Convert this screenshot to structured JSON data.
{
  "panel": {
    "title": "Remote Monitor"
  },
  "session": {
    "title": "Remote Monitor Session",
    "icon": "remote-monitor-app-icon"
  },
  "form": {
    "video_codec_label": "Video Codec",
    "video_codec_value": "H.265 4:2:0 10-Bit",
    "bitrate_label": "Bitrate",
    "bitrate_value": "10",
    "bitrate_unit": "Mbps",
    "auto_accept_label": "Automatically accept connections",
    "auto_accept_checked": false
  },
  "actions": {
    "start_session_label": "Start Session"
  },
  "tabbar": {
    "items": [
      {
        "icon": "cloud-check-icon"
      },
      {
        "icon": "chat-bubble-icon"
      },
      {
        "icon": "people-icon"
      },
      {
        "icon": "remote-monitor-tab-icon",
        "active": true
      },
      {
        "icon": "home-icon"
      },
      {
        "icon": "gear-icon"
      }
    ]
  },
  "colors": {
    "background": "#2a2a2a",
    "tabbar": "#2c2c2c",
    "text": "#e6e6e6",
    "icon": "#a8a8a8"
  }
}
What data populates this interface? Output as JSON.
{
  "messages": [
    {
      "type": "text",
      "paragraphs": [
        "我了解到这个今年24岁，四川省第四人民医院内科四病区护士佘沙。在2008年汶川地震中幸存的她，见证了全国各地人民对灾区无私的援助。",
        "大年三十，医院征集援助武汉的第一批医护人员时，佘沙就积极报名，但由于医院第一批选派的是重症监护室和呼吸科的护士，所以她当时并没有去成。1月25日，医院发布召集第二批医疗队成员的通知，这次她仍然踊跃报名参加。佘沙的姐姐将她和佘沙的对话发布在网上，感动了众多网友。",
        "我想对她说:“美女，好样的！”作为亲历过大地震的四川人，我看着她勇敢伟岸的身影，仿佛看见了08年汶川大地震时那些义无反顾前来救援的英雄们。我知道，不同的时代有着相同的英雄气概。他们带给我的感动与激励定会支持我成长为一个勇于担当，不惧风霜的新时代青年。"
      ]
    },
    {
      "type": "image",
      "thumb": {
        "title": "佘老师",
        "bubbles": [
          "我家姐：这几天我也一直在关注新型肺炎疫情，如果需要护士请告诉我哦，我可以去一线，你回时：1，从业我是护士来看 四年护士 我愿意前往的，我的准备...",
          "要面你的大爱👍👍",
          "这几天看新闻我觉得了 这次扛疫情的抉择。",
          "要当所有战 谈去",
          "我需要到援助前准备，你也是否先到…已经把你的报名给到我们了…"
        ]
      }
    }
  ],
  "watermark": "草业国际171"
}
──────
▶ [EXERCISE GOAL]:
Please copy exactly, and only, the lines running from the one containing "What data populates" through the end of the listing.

▶ [PROBLEM SOLUTION]:
What data populates this interface? Output as JSON.
{
  "messages": [
    {
      "type": "text",
      "paragraphs": [
        "我了解到这个今年24岁，四川省第四人民医院内科四病区护士佘沙。在2008年汶川地震中幸存的她，见证了全国各地人民对灾区无私的援助。",
        "大年三十，医院征集援助武汉的第一批医护人员时，佘沙就积极报名，但由于医院第一批选派的是重症监护室和呼吸科的护士，所以她当时并没有去成。1月25日，医院发布召集第二批医疗队成员的通知，这次她仍然踊跃报名参加。佘沙的姐姐将她和佘沙的对话发布在网上，感动了众多网友。",
        "我想对她说:“美女，好样的！”作为亲历过大地震的四川人，我看着她勇敢伟岸的身影，仿佛看见了08年汶川大地震时那些义无反顾前来救援的英雄们。我知道，不同的时代有着相同的英雄气概。他们带给我的感动与激励定会支持我成长为一个勇于担当，不惧风霜的新时代青年。"
      ]
    },
    {
      "type": "image",
      "thumb": {
        "title": "佘老师",
        "bubbles": [
          "我家姐：这几天我也一直在关注新型肺炎疫情，如果需要护士请告诉我哦，我可以去一线，你回时：1，从业我是护士来看 四年护士 我愿意前往的，我的准备...",
          "要面你的大爱👍👍",
          "这几天看新闻我觉得了 这次扛疫情的抉择。",
          "要当所有战 谈去",
          "我需要到援助前准备，你也是否先到…已经把你的报名给到我们了…"
        ]
      }
    }
  ],
  "watermark": "草业国际171"
}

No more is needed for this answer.